══ DATA EXTRACTS ══
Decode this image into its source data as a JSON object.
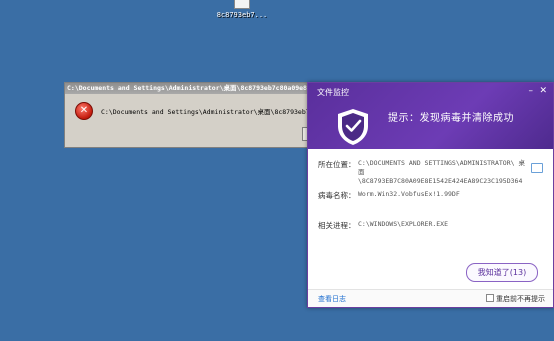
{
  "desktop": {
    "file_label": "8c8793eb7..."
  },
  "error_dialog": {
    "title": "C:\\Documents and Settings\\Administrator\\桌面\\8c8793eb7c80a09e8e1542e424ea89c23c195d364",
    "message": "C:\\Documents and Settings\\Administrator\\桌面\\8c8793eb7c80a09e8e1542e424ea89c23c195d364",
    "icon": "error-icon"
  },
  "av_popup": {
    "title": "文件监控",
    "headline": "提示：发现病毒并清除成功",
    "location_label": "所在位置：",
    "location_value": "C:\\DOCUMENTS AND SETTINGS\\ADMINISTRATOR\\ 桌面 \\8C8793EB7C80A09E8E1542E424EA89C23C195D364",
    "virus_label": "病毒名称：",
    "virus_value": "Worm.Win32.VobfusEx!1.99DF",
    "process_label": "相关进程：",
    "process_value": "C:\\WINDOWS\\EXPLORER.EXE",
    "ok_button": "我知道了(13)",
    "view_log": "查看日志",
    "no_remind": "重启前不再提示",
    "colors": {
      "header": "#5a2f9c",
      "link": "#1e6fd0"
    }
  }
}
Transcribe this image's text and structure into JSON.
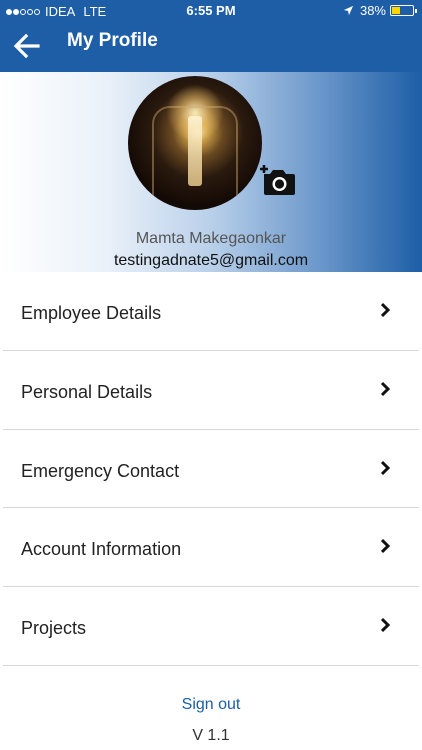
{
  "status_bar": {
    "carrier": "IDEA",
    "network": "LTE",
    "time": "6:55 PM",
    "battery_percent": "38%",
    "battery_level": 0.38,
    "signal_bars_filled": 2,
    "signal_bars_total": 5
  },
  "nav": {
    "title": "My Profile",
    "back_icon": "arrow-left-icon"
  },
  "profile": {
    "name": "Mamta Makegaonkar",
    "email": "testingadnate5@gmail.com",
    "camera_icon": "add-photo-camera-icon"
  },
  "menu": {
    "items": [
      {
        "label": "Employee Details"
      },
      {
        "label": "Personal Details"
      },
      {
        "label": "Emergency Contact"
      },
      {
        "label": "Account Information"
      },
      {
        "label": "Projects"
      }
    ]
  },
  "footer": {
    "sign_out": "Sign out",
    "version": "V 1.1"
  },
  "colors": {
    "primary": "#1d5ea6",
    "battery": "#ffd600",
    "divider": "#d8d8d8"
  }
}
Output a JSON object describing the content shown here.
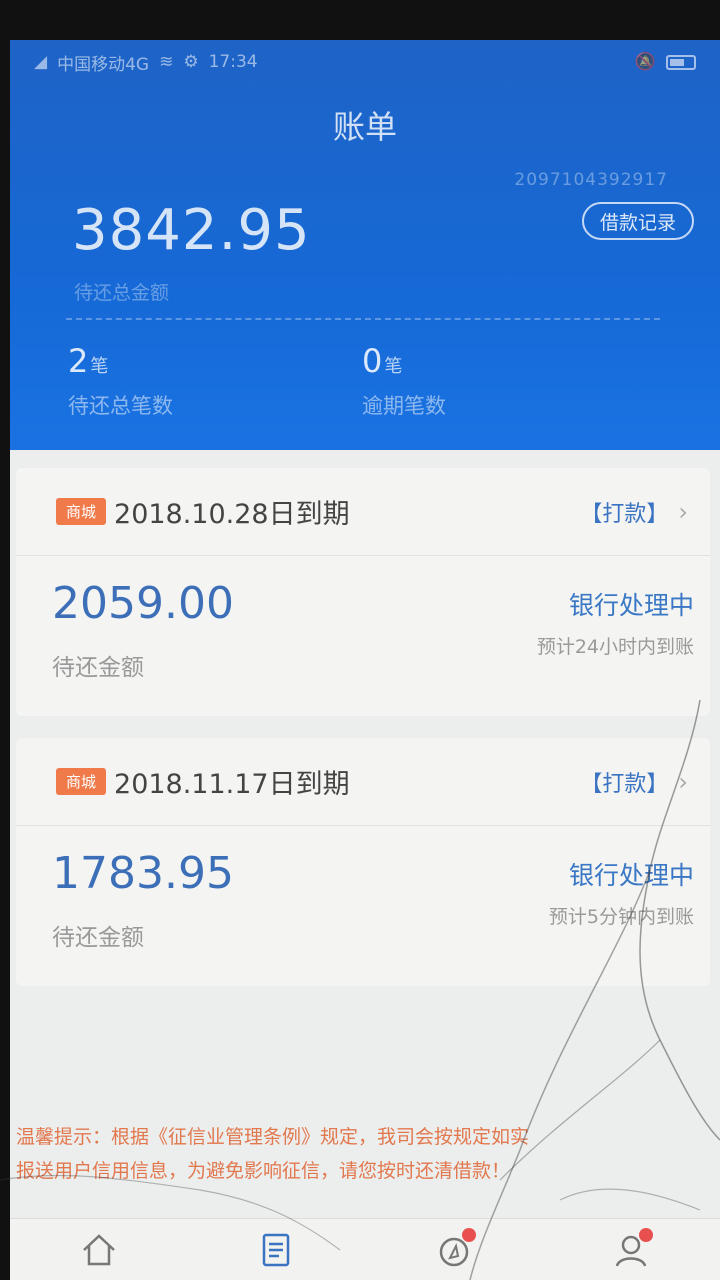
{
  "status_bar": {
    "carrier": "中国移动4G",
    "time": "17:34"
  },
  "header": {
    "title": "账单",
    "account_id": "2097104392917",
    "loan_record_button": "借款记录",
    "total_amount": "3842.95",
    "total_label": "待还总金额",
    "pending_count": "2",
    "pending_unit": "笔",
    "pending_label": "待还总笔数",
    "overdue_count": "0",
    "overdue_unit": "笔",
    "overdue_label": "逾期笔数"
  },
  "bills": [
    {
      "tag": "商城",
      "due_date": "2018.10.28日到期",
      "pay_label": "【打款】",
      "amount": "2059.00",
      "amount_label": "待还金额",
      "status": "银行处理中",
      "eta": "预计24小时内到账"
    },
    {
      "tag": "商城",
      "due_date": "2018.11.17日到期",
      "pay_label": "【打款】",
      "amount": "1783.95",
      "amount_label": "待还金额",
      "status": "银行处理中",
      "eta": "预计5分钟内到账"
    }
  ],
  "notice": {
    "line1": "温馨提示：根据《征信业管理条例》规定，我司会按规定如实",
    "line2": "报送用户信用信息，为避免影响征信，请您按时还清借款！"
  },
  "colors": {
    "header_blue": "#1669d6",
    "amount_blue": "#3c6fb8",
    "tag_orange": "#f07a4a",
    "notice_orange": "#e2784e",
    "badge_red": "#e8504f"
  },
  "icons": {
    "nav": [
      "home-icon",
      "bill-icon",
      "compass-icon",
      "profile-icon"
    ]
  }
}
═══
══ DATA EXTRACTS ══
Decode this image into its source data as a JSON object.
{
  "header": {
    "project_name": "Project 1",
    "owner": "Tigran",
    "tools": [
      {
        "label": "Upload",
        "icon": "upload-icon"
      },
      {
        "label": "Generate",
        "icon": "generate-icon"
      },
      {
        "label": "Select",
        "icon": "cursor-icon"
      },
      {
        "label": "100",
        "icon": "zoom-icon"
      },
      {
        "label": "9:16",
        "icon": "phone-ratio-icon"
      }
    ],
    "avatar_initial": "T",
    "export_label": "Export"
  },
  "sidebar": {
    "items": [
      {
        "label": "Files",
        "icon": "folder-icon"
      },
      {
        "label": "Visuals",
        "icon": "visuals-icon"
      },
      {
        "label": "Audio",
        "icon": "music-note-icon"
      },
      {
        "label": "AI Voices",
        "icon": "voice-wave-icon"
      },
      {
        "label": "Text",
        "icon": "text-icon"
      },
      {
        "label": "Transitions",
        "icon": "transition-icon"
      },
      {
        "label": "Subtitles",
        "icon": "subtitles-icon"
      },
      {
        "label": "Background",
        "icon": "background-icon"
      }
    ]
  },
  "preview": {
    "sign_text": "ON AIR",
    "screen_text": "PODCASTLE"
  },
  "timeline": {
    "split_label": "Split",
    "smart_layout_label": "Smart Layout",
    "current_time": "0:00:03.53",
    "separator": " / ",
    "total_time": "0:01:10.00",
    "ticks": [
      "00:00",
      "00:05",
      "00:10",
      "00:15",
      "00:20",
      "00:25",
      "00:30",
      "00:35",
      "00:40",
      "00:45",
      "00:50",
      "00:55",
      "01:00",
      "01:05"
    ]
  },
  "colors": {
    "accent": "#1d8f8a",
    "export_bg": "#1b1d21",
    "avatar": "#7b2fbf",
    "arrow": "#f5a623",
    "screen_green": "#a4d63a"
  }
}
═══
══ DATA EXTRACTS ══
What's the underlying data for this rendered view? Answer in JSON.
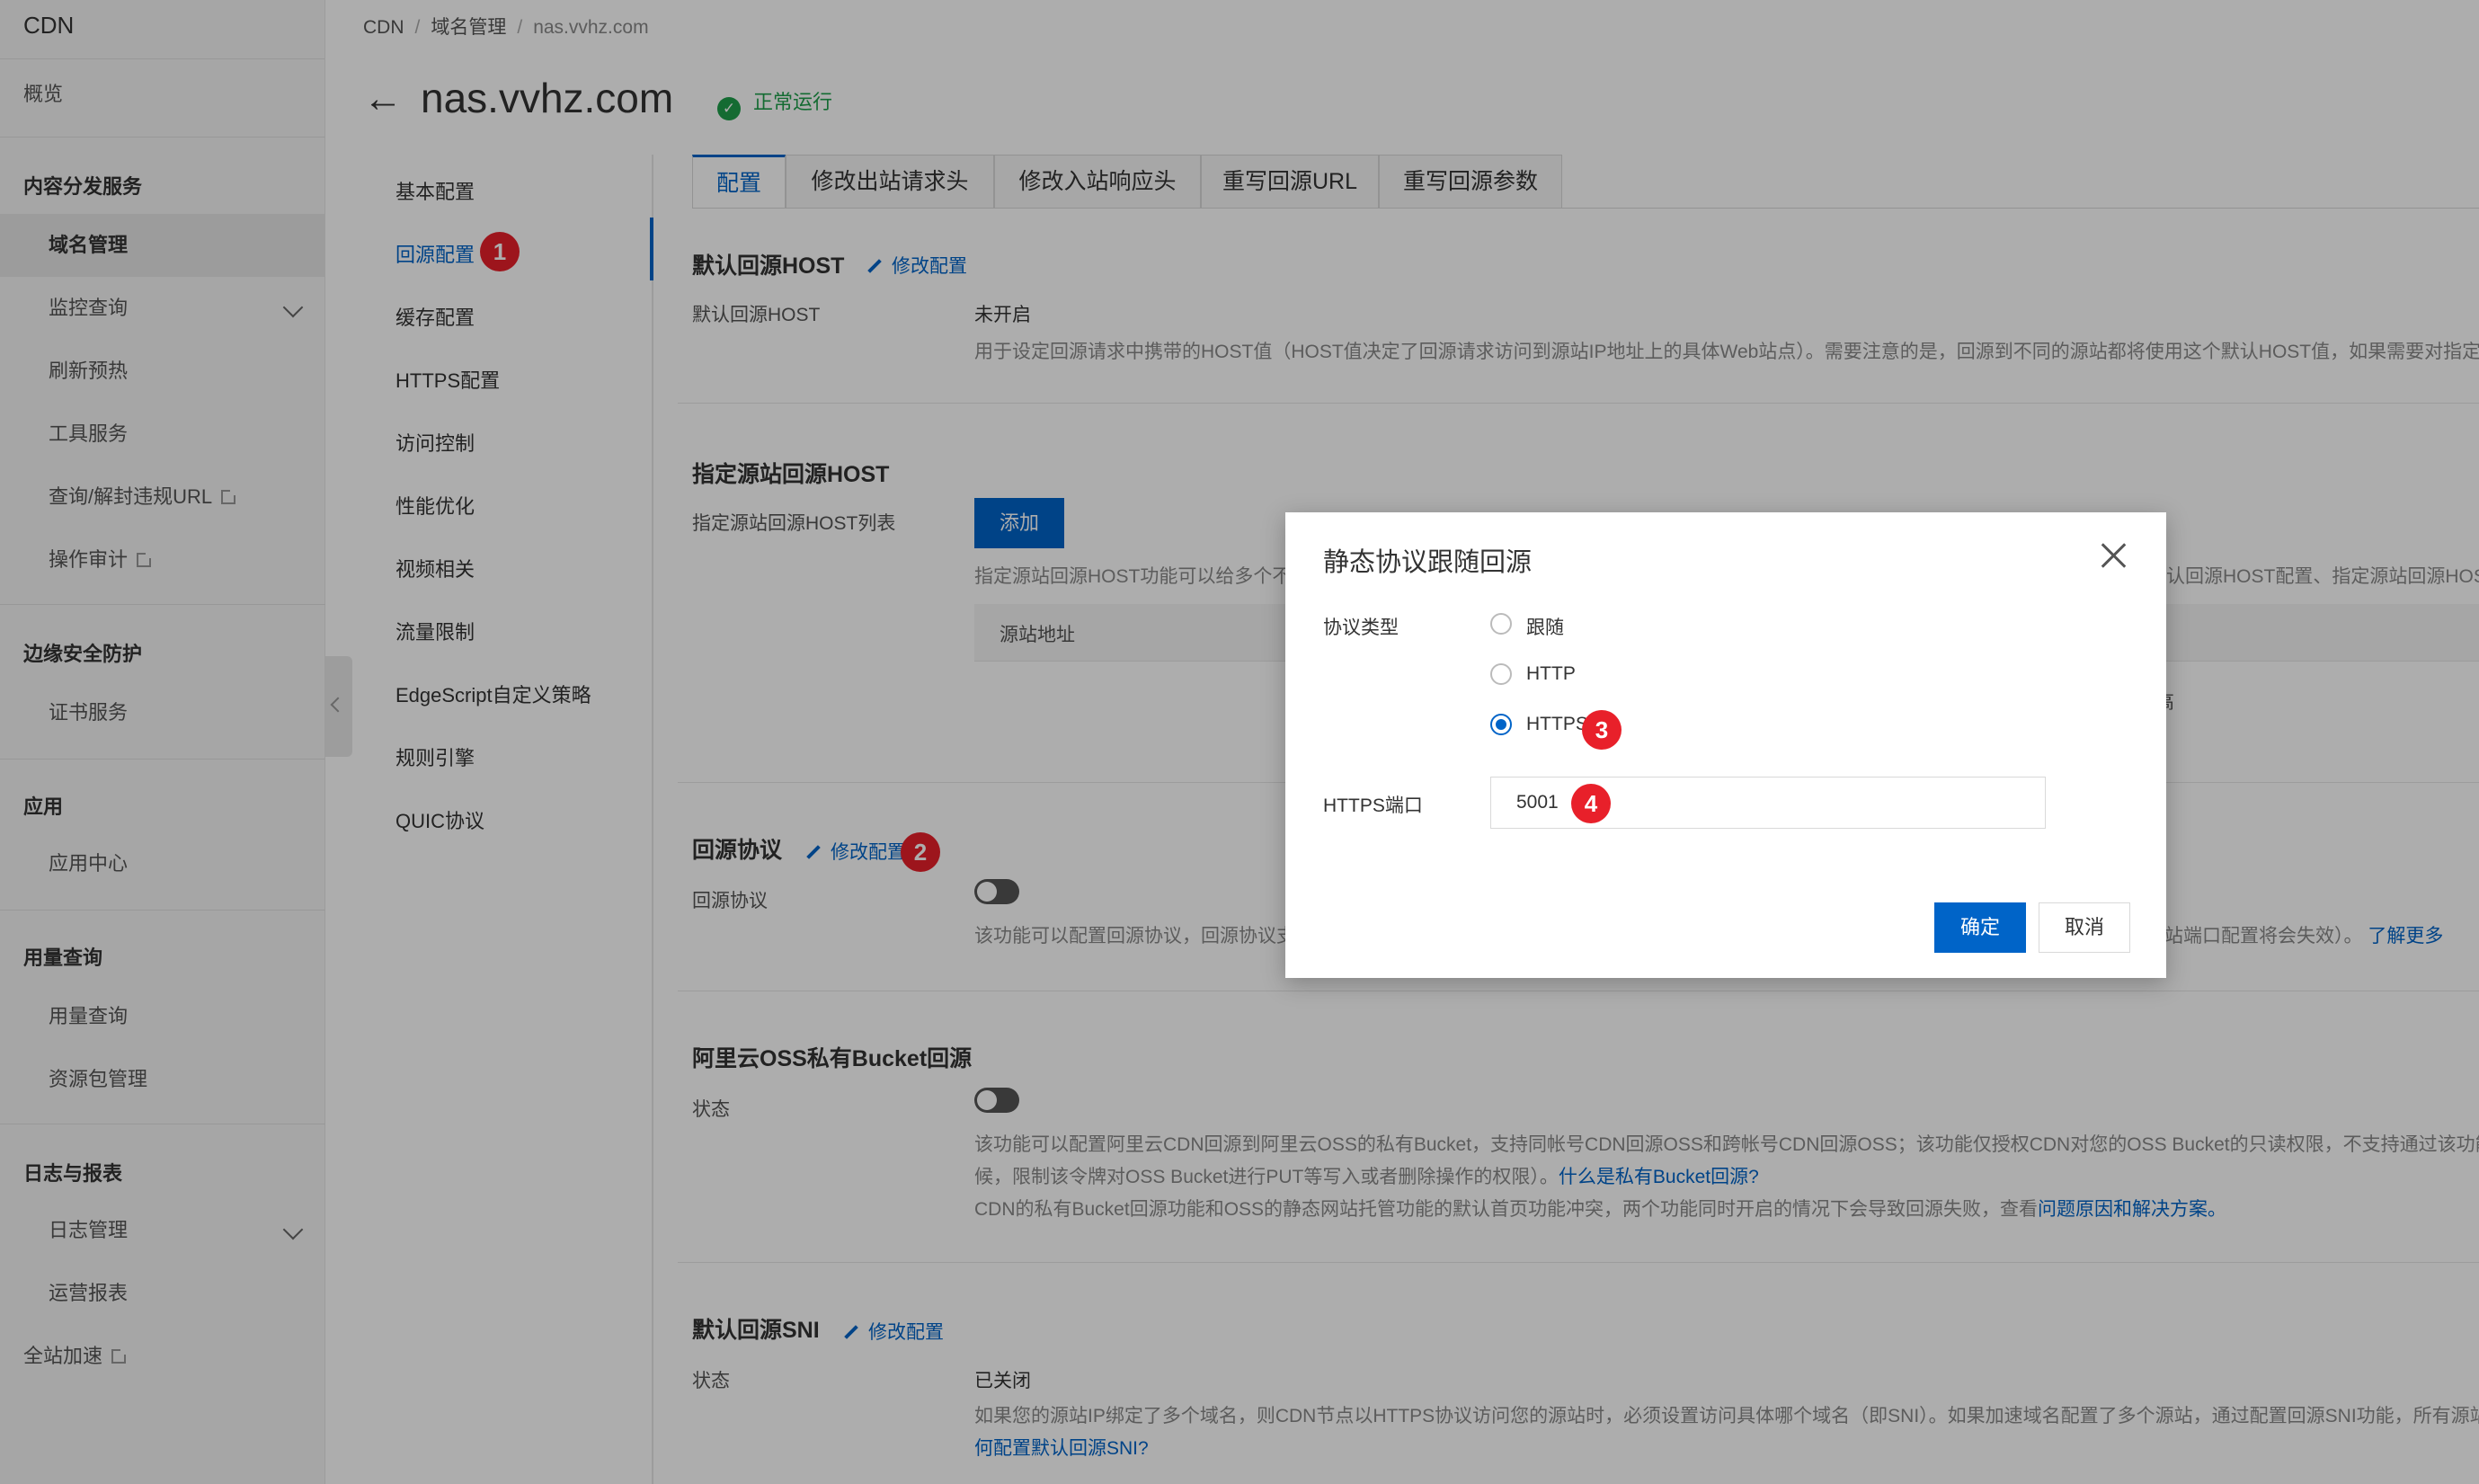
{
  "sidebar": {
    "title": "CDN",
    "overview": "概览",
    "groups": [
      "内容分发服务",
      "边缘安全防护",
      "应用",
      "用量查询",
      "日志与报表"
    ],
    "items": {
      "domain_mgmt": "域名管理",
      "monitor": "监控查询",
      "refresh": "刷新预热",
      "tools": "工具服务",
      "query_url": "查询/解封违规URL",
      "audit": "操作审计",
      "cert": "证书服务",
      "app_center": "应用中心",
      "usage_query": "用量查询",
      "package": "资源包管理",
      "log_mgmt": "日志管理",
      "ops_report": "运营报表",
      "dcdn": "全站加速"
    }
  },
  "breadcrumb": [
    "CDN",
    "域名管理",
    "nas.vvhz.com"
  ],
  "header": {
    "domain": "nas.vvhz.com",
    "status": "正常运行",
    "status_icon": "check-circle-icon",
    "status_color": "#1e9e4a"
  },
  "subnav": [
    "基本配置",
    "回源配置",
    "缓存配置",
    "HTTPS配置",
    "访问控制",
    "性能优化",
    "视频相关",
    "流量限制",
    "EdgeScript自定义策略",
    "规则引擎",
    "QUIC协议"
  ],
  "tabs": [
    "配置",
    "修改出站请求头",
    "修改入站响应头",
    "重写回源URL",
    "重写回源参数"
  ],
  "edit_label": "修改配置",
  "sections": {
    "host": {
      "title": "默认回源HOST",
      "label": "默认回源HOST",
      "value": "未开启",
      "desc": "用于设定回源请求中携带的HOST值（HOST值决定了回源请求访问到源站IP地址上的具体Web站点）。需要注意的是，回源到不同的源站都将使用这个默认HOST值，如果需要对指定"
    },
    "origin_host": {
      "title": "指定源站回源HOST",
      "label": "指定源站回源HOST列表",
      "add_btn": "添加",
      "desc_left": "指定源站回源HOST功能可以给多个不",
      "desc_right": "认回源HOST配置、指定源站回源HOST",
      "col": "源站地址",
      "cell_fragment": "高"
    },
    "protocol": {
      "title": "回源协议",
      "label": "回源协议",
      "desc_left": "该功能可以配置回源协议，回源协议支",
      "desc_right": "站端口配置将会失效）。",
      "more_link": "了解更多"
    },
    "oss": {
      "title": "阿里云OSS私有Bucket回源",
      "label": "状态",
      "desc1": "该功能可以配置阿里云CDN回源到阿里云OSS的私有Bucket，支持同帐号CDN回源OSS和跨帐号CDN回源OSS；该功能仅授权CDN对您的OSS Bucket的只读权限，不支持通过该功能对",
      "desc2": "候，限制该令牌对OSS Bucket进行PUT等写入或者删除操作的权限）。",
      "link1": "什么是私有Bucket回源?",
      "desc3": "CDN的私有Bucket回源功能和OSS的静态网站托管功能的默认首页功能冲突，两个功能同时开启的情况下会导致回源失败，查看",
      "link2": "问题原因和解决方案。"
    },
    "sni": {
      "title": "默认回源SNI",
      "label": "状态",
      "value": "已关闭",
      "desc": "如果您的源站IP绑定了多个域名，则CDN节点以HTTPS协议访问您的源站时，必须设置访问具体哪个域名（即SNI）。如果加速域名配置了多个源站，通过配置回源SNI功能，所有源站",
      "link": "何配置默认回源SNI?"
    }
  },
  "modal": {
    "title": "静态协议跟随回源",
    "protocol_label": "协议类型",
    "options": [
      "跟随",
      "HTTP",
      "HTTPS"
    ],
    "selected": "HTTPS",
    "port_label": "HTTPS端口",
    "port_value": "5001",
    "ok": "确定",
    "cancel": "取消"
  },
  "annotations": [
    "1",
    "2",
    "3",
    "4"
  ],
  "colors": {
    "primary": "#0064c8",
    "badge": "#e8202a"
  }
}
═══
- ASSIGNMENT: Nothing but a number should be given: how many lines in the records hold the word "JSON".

- SOLUTION TO THIS PROBLEM: 5